Exercise requirements | Show each line of the data below in which "true" occurs.

(Records provided Opens)

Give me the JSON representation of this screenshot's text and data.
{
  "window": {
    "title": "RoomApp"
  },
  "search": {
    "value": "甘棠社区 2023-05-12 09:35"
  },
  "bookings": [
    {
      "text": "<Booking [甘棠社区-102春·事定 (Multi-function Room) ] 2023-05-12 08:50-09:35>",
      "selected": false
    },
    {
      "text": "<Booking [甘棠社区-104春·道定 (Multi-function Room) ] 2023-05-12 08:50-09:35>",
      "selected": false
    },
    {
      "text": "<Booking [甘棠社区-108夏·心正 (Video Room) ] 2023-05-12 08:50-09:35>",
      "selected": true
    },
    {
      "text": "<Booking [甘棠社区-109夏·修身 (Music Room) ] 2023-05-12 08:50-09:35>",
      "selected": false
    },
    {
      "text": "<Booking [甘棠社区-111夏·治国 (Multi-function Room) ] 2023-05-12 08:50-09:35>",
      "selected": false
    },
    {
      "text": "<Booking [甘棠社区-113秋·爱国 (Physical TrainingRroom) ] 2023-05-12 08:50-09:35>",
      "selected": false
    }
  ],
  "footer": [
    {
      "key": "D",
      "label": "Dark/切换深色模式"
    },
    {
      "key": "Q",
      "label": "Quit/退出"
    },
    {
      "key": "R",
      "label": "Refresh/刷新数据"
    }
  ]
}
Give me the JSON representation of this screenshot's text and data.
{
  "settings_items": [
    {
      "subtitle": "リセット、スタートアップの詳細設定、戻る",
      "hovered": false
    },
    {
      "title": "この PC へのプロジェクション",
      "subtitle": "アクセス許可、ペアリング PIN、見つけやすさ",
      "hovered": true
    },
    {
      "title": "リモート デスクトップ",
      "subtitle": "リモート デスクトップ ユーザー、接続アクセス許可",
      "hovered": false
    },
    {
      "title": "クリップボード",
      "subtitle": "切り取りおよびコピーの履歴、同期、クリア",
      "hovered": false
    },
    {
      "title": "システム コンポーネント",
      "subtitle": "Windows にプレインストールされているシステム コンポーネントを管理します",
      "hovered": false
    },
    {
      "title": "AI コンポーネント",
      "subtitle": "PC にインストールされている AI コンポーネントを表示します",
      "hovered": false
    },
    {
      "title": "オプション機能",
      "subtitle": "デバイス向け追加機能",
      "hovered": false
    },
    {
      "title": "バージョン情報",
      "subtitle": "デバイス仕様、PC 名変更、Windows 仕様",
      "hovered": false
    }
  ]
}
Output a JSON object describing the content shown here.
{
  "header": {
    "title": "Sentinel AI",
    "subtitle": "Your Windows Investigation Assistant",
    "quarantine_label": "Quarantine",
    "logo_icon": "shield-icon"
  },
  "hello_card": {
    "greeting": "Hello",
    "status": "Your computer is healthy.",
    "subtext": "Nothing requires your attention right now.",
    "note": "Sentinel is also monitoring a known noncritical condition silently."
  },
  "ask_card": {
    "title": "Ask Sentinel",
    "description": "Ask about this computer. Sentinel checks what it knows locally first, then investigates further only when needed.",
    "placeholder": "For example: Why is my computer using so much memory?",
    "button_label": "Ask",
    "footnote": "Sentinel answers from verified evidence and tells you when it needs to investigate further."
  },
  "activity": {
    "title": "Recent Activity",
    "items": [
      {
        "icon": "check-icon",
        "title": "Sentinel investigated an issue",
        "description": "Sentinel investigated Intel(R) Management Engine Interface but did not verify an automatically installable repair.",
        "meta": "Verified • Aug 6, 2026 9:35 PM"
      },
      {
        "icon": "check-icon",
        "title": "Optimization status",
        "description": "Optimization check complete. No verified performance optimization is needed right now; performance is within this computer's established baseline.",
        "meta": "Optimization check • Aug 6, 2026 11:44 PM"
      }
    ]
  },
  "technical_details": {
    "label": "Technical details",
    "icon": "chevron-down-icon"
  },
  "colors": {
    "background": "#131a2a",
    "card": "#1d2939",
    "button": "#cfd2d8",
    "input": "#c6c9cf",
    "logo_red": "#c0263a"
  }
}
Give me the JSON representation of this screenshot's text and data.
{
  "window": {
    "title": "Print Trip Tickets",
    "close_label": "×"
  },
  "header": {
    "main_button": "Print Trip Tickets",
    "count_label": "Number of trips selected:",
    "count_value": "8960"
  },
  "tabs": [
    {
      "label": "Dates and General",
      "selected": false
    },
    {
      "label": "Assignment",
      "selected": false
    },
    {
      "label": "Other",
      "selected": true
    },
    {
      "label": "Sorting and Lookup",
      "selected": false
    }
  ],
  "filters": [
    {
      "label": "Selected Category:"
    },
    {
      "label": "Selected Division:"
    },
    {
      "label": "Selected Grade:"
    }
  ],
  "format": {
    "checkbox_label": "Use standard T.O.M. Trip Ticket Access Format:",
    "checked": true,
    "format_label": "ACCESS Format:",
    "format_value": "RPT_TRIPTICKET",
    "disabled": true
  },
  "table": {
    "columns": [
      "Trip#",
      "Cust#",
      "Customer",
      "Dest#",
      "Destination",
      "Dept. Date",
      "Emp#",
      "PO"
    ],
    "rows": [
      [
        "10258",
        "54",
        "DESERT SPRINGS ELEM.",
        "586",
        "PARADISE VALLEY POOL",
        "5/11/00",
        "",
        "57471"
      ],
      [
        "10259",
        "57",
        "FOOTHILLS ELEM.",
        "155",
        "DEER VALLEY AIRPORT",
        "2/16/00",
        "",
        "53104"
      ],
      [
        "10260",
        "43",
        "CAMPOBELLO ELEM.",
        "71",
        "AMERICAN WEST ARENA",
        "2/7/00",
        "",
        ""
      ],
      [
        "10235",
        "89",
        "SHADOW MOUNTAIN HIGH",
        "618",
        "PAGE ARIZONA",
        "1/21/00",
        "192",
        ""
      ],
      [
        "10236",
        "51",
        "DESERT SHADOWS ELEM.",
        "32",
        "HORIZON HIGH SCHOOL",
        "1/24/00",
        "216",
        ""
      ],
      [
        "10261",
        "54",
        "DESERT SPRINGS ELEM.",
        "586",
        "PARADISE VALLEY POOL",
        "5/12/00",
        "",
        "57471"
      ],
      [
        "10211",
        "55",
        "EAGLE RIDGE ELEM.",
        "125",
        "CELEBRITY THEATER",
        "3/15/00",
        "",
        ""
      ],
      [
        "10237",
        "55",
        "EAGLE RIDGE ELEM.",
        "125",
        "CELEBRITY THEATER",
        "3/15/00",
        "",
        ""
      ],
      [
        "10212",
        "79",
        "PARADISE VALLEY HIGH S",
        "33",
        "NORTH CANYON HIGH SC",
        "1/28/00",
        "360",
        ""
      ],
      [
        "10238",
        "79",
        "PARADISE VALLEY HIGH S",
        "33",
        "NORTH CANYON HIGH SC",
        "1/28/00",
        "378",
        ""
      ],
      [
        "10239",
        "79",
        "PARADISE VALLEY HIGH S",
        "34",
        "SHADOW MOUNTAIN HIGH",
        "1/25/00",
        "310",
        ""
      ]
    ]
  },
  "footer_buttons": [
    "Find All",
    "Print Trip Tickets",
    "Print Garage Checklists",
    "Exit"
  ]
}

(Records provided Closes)

Task output |
      "selected": true
      "hovered": true
      "selected": true
    "checked": true,
    "disabled": true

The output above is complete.